Task to complete
Copy out the data that comes next, character for character, and leave the images aside.

Working data

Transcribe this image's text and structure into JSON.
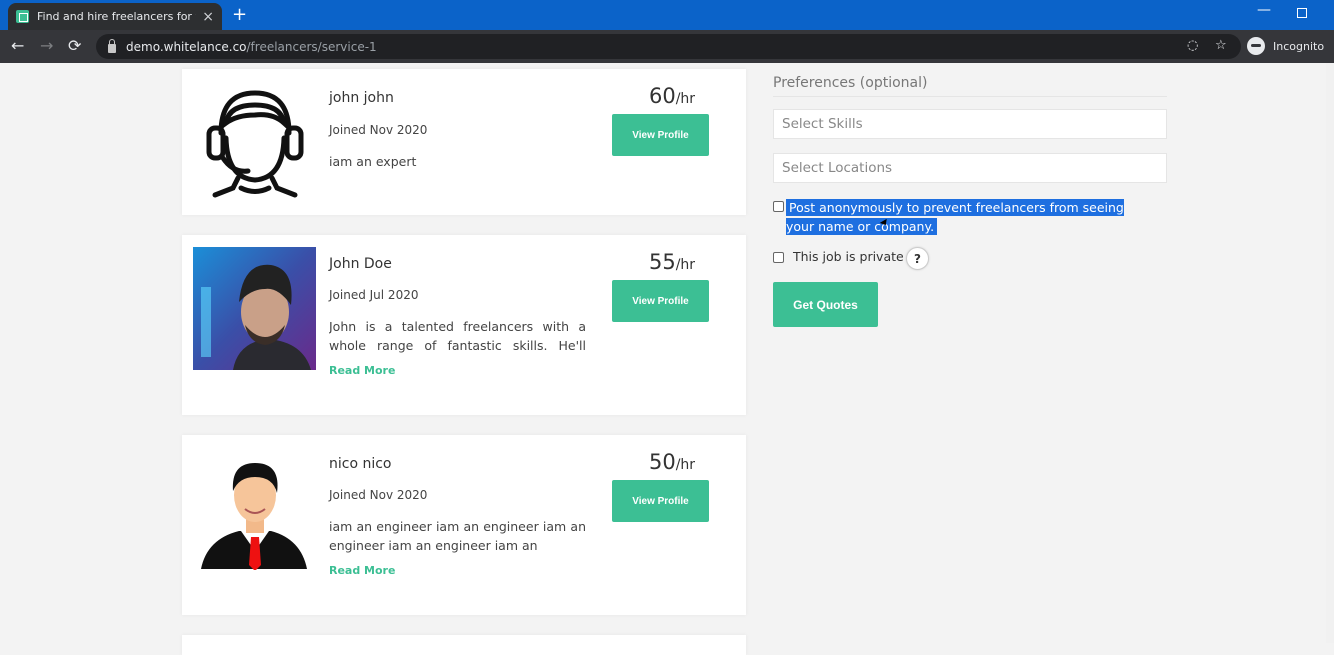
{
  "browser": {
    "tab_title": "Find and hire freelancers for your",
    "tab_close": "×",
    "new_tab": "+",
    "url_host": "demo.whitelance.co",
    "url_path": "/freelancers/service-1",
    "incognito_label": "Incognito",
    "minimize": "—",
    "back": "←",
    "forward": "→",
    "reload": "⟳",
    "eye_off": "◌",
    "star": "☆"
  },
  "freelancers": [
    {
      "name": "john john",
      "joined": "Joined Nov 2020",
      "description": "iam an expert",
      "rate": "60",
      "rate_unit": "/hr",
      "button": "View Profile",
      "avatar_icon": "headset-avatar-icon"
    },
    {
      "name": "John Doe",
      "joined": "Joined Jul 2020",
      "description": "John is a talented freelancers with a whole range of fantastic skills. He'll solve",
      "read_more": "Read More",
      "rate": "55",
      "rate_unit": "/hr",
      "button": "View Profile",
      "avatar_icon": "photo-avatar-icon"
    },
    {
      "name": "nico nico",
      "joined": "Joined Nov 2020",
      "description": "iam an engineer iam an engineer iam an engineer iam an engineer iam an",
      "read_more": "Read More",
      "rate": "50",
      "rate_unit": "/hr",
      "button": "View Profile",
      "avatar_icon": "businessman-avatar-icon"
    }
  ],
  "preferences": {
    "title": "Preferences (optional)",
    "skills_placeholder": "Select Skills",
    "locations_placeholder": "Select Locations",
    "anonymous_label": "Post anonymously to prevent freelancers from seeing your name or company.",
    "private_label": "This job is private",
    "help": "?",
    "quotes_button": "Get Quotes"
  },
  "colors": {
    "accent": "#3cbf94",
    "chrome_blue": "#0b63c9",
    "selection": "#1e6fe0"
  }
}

Solution to the problem
Transcribe this image's text and structure into JSON.
{
  "browser": {
    "tab_title": "Find and hire freelancers for your",
    "tab_close": "×",
    "new_tab": "+",
    "url_host": "demo.whitelance.co",
    "url_path": "/freelancers/service-1",
    "incognito_label": "Incognito",
    "minimize": "—",
    "back": "←",
    "forward": "→",
    "reload": "⟳",
    "eye_off": "◌",
    "star": "☆"
  },
  "freelancers": [
    {
      "name": "john john",
      "joined": "Joined Nov 2020",
      "description": "iam an expert",
      "rate": "60",
      "rate_unit": "/hr",
      "button": "View Profile",
      "avatar_icon": "headset-avatar-icon"
    },
    {
      "name": "John Doe",
      "joined": "Joined Jul 2020",
      "description": "John is a talented freelancers with a whole range of fantastic skills. He'll solve",
      "read_more": "Read More",
      "rate": "55",
      "rate_unit": "/hr",
      "button": "View Profile",
      "avatar_icon": "photo-avatar-icon"
    },
    {
      "name": "nico nico",
      "joined": "Joined Nov 2020",
      "description": "iam an engineer iam an engineer iam an engineer iam an engineer iam an",
      "read_more": "Read More",
      "rate": "50",
      "rate_unit": "/hr",
      "button": "View Profile",
      "avatar_icon": "businessman-avatar-icon"
    }
  ],
  "preferences": {
    "title": "Preferences (optional)",
    "skills_placeholder": "Select Skills",
    "locations_placeholder": "Select Locations",
    "anonymous_label": "Post anonymously to prevent freelancers from seeing your name or company.",
    "private_label": "This job is private",
    "help": "?",
    "quotes_button": "Get Quotes"
  },
  "colors": {
    "accent": "#3cbf94",
    "chrome_blue": "#0b63c9",
    "selection": "#1e6fe0"
  }
}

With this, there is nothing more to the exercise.